      Seems the Reds have had several Latin catchers that got very little opportunity to play while in Dayton. Usually, the third catchers that warmed up pitchers in the bullpen. List included Tromp, Julio Murillo (now Daytona Manager), and Daniel Duarte (Red’s bullpen catcher). Don’t know the reason they weren’t given a shot as a player and Tromp got a small opportunity later due to injury, but they did not resign him when he became a free agent. All three guys are great kids.

    • Stock

      I am not a bit surprised that no one dished out $100,000 on a player whose OPS last year was .685 in the lower levels of the minors. To expect someone that produced that offense last year along with his defensive shortcomings to remain on a ML roster all year is unrealistic.

      As for Tromp, the Reds didn’t really miss much by letting him go. If he were still in the Reds system today he would be in Louisville this April.

  7. Optimist

    I went back and reread Doug’s write-ups on Vellijon for this year and last season. Also, wonder about MK’s comment above – BRef has him at 5’11, 160, which seems a wee bit light considering the height – has he filled in or bulked up?

    Doug’s review this season considers the quirks in his defense – namely good arm and framing, questionable blocking (excessive WP/PBs). It also reflects an improvement in power, if not the general hit tool.

    If the offensive dropoff is the residual hamate issue, his secondary offensive stats are very appealing – power and a very good BB/K ratio. Power and OBP goes a long way, exceptionally so for a catcher.

    Finally, he’s 23 as of last week, so a hot start in AA could have him move fast and get a cup of coffee later this year.

    A closing question – if the bat continues to develop is there any chance he gets looks at 3b or 1b? Seems like he’s succeeded in improving various aspects of his game, so expand his usefulness as available.

    I’m still following Cade Hunter as a dark horse fast-riser, but Vellojin is surely a year or two ahead of him.

    • Doug Gray

      Vellojin is officially listed at 5′ 9″ and 202 lbs in the 2023 Reds Media Guide.

      I doubt he gets moved off of catcher any time soon.

    • MBS

      Tanner is the guy that I think will be a fast riser. He’s got the defense, and arm. The new rules will increase stolen bases, so elite arms are going to be even more important for catchers. Tanners arm is a 70 on MLB pipeline, but some scouts had it at an 80. He’s also got some pop, and a decent bat.

      • MK

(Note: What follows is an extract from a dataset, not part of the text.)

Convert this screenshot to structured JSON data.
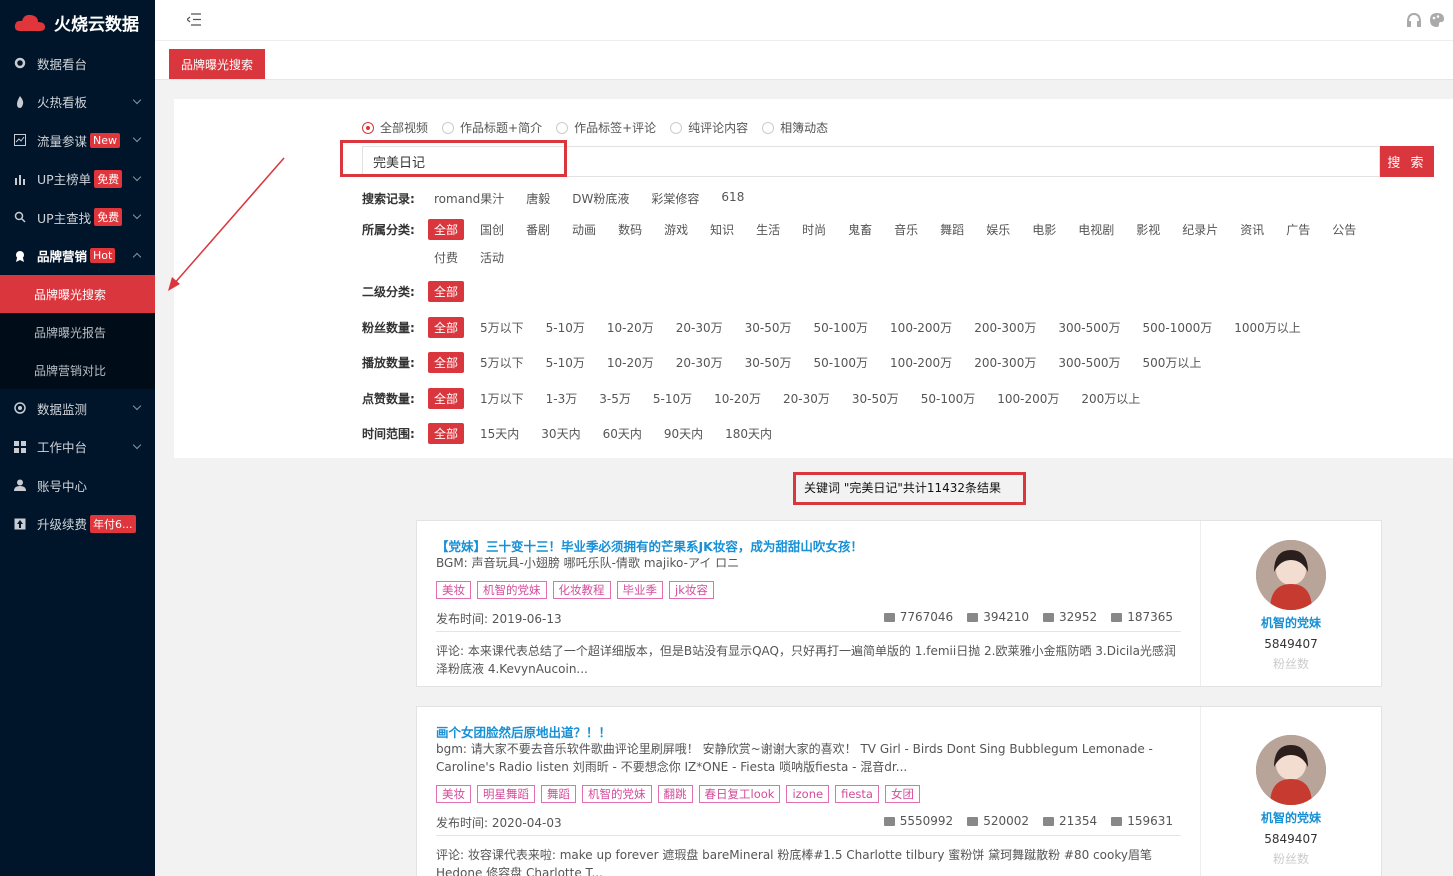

        Wouldn’t give up on Nelson. He was transitioning to a wood bat and the increased expectations and skills of a professional catcher. He has the body frame and tools necessary to become a solid alternative.